The business of wind energy isn’t only huge companies; my sons and I run our own small wind farm in Eastern Oregon called Lime Wind.
I got into the locally owned renewable energy business because I felt a responsibility to the planet because of Climate Change and I felt I had the capability to do something about it. I also wanted to build a sustainable career for my family.
I believe when we generate power here in rural eastern Oregon with local ownership and the renewable resources we have, we can keep most of the wealth in our state and in our communities while providing carbon free energy to urban areas that need it.
Before Lime Wind, I was a woodworker building custom doors and windows. Now I manage and maintain six Nordtank 500 KW turbines with my two sons above a closed cement plant in a rural area of Baker County, Oregon. The land is owned by the Bureau of Land Management and our wind farm was the first wind farm built on public lands in Oregon. There were a lot of hurdles along the way and it took plenty of training and self-educating in order to make the concept become a reality. The turbines are now fully operational and provide enough energy annually to power about 600-800 households.
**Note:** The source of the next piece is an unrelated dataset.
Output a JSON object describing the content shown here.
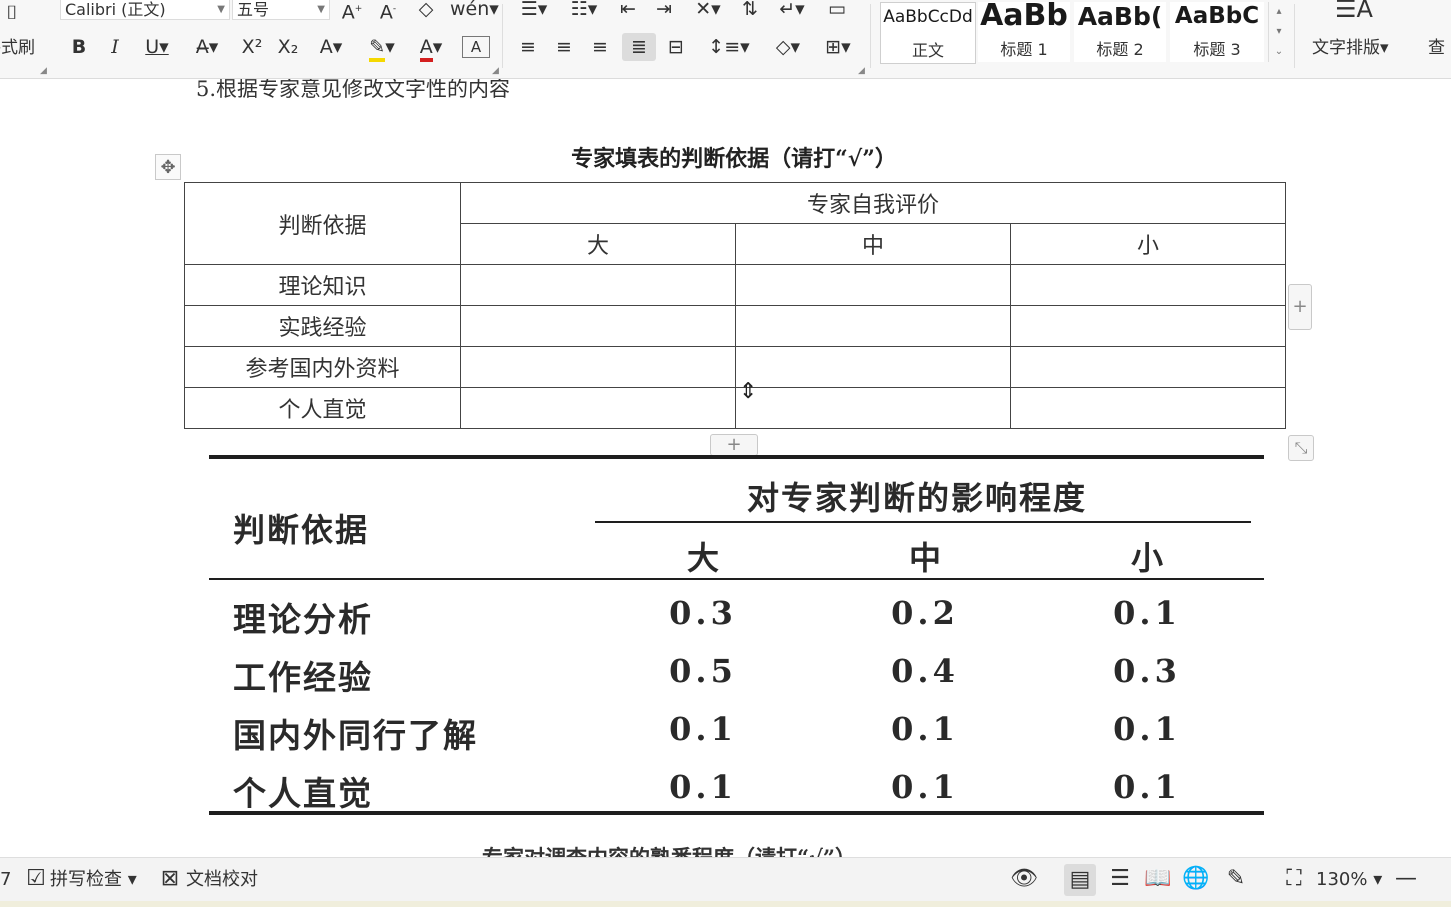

We continue to promote local renewable energy of all types, but the landscape has change and small independent power producers are having trouble getting projects off the ground. There is more sun and wind in rural parts of eastern Oregon, and our rural communities could use the industry, but the same opportunities that I had in developing Lime Wind are not here now to develop small locally owned renewable energy projects.When we do not value all the benefits of locally owned community renewable energy projects we shortchange ourselves and our future.